## What is expected
Write out each record exactly as it stands. No pictures belong in the copy.

-- Material shown follows --

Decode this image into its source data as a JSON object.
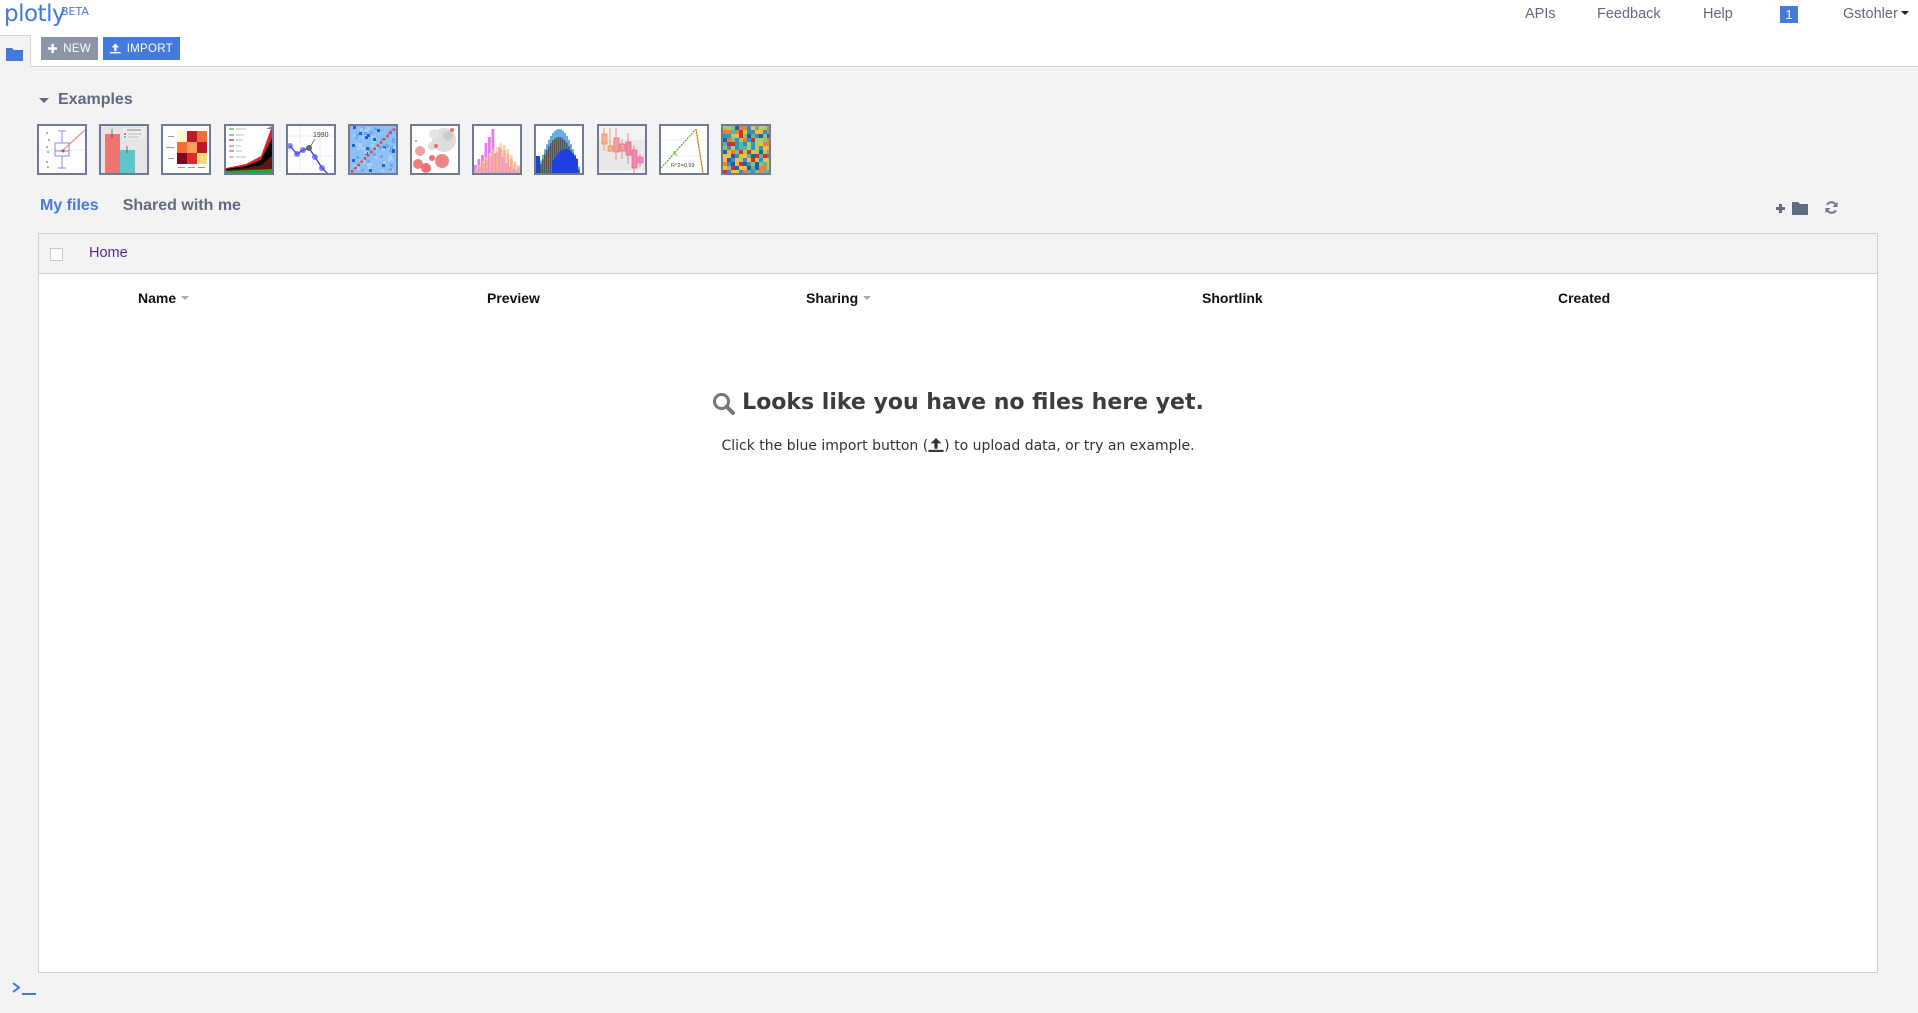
{
  "app": {
    "logo": "plotly",
    "logo_badge": "BETA",
    "brand_color": "#447adb"
  },
  "top_nav": {
    "links": [
      {
        "label": "APIs"
      },
      {
        "label": "Feedback"
      },
      {
        "label": "Help"
      }
    ],
    "notification_count": "1",
    "user_menu": "Gstohler"
  },
  "toolbar": {
    "folder_icon": "folder-icon",
    "new_label": "NEW",
    "new_icon": "plus-icon",
    "import_label": "IMPORT",
    "import_icon": "upload-icon"
  },
  "examples": {
    "title": "Examples",
    "expanded": true,
    "thumbnails": [
      {
        "name": "box-plot-example"
      },
      {
        "name": "bar-error-example",
        "legend_title": "Supplement",
        "legend_items": [
          "Orange Juice",
          "Vitamin C"
        ]
      },
      {
        "name": "heatmap-example",
        "y_labels": [
          "4pm",
          "12pm",
          "8am"
        ],
        "x_labels": [
          "Mon",
          "Tues",
          "Wed"
        ]
      },
      {
        "name": "stacked-area-example",
        "legend_items": [
          "Biomass",
          "Hydro",
          "Coal",
          "Oil",
          "Gas",
          "Nuclear"
        ]
      },
      {
        "name": "line-annotation-example",
        "annotation": "1990"
      },
      {
        "name": "scatter-matrix-example"
      },
      {
        "name": "bubble-chart-example"
      },
      {
        "name": "histogram-example"
      },
      {
        "name": "area-bars-example"
      },
      {
        "name": "candlestick-box-example"
      },
      {
        "name": "regression-example",
        "annotation": "R^2=0.99"
      },
      {
        "name": "color-grid-example"
      }
    ]
  },
  "file_tabs": {
    "tabs": [
      {
        "label": "My files",
        "active": true
      },
      {
        "label": "Shared with me",
        "active": false
      }
    ],
    "actions": [
      {
        "icon": "new-folder-icon"
      },
      {
        "icon": "refresh-icon"
      }
    ]
  },
  "file_browser": {
    "breadcrumb": [
      "Home"
    ],
    "columns": [
      {
        "label": "Name",
        "sortable": true
      },
      {
        "label": "Preview",
        "sortable": false
      },
      {
        "label": "Sharing",
        "sortable": true
      },
      {
        "label": "Shortlink",
        "sortable": false
      },
      {
        "label": "Created",
        "sortable": false
      }
    ],
    "rows": [],
    "empty_title": "Looks like you have no files here yet.",
    "empty_hint_before": "Click the blue import button (",
    "empty_hint_after": ") to upload data, or try an example."
  },
  "console": {
    "icon": "terminal-icon"
  }
}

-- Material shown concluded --

## Written response
Decode this image into its source data as a JSON object.
{
  "app": {
    "logo": "plotly",
    "logo_badge": "BETA",
    "brand_color": "#447adb"
  },
  "top_nav": {
    "links": [
      {
        "label": "APIs"
      },
      {
        "label": "Feedback"
      },
      {
        "label": "Help"
      }
    ],
    "notification_count": "1",
    "user_menu": "Gstohler"
  },
  "toolbar": {
    "folder_icon": "folder-icon",
    "new_label": "NEW",
    "new_icon": "plus-icon",
    "import_label": "IMPORT",
    "import_icon": "upload-icon"
  },
  "examples": {
    "title": "Examples",
    "expanded": true,
    "thumbnails": [
      {
        "name": "box-plot-example"
      },
      {
        "name": "bar-error-example",
        "legend_title": "Supplement",
        "legend_items": [
          "Orange Juice",
          "Vitamin C"
        ]
      },
      {
        "name": "heatmap-example",
        "y_labels": [
          "4pm",
          "12pm",
          "8am"
        ],
        "x_labels": [
          "Mon",
          "Tues",
          "Wed"
        ]
      },
      {
        "name": "stacked-area-example",
        "legend_items": [
          "Biomass",
          "Hydro",
          "Coal",
          "Oil",
          "Gas",
          "Nuclear"
        ]
      },
      {
        "name": "line-annotation-example",
        "annotation": "1990"
      },
      {
        "name": "scatter-matrix-example"
      },
      {
        "name": "bubble-chart-example"
      },
      {
        "name": "histogram-example"
      },
      {
        "name": "area-bars-example"
      },
      {
        "name": "candlestick-box-example"
      },
      {
        "name": "regression-example",
        "annotation": "R^2=0.99"
      },
      {
        "name": "color-grid-example"
      }
    ]
  },
  "file_tabs": {
    "tabs": [
      {
        "label": "My files",
        "active": true
      },
      {
        "label": "Shared with me",
        "active": false
      }
    ],
    "actions": [
      {
        "icon": "new-folder-icon"
      },
      {
        "icon": "refresh-icon"
      }
    ]
  },
  "file_browser": {
    "breadcrumb": [
      "Home"
    ],
    "columns": [
      {
        "label": "Name",
        "sortable": true
      },
      {
        "label": "Preview",
        "sortable": false
      },
      {
        "label": "Sharing",
        "sortable": true
      },
      {
        "label": "Shortlink",
        "sortable": false
      },
      {
        "label": "Created",
        "sortable": false
      }
    ],
    "rows": [],
    "empty_title": "Looks like you have no files here yet.",
    "empty_hint_before": "Click the blue import button (",
    "empty_hint_after": ") to upload data, or try an example."
  },
  "console": {
    "icon": "terminal-icon"
  }
}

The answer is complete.